= Beginning of Section =
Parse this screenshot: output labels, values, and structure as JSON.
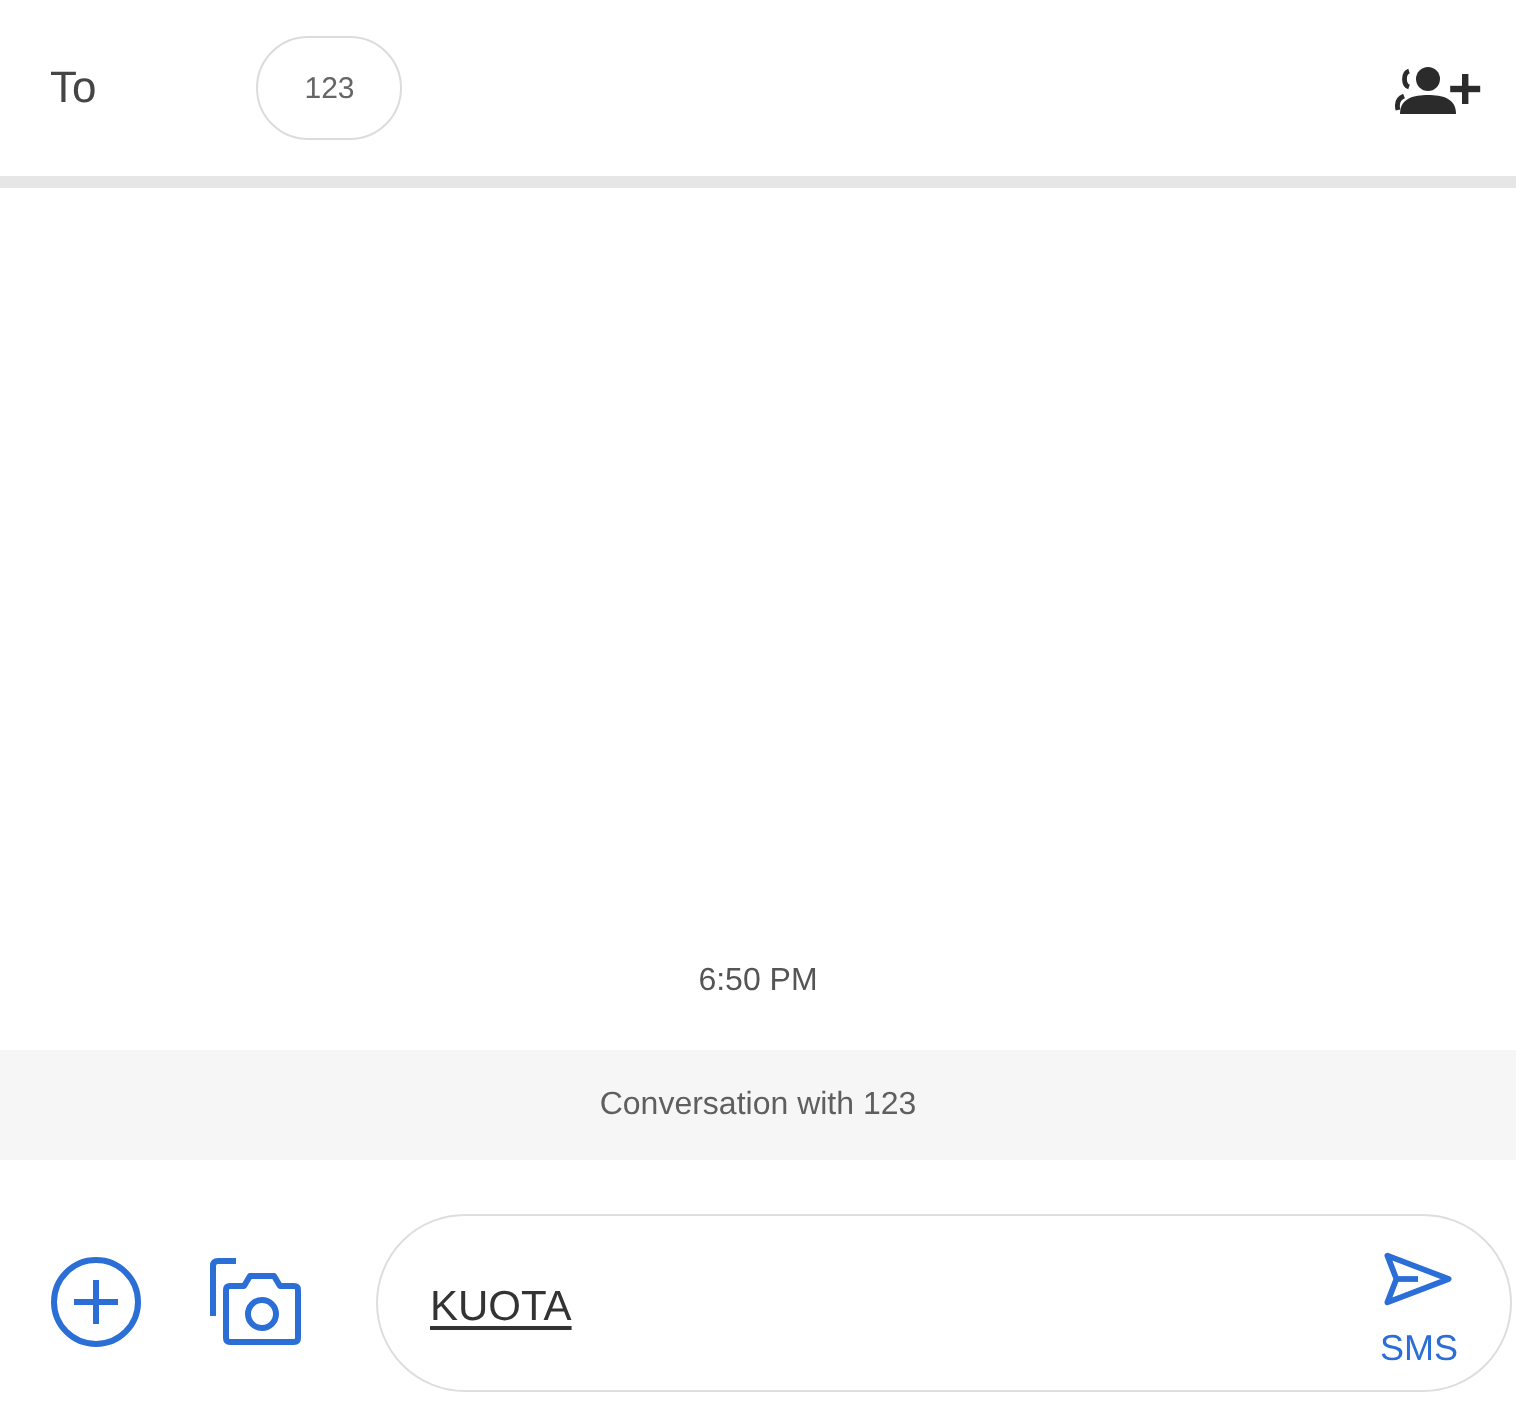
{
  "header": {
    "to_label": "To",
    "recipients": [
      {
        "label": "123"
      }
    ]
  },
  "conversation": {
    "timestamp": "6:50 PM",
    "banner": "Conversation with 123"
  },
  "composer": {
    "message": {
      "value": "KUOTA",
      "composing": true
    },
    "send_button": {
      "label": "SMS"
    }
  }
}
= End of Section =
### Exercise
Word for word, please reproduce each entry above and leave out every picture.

### Solution to this exercise
Parse this screenshot: output labels, values, and structure as JSON.
{
  "header": {
    "to_label": "To",
    "recipients": [
      {
        "label": "123"
      }
    ]
  },
  "conversation": {
    "timestamp": "6:50 PM",
    "banner": "Conversation with 123"
  },
  "composer": {
    "message": {
      "value": "KUOTA",
      "composing": true
    },
    "send_button": {
      "label": "SMS"
    }
  }
}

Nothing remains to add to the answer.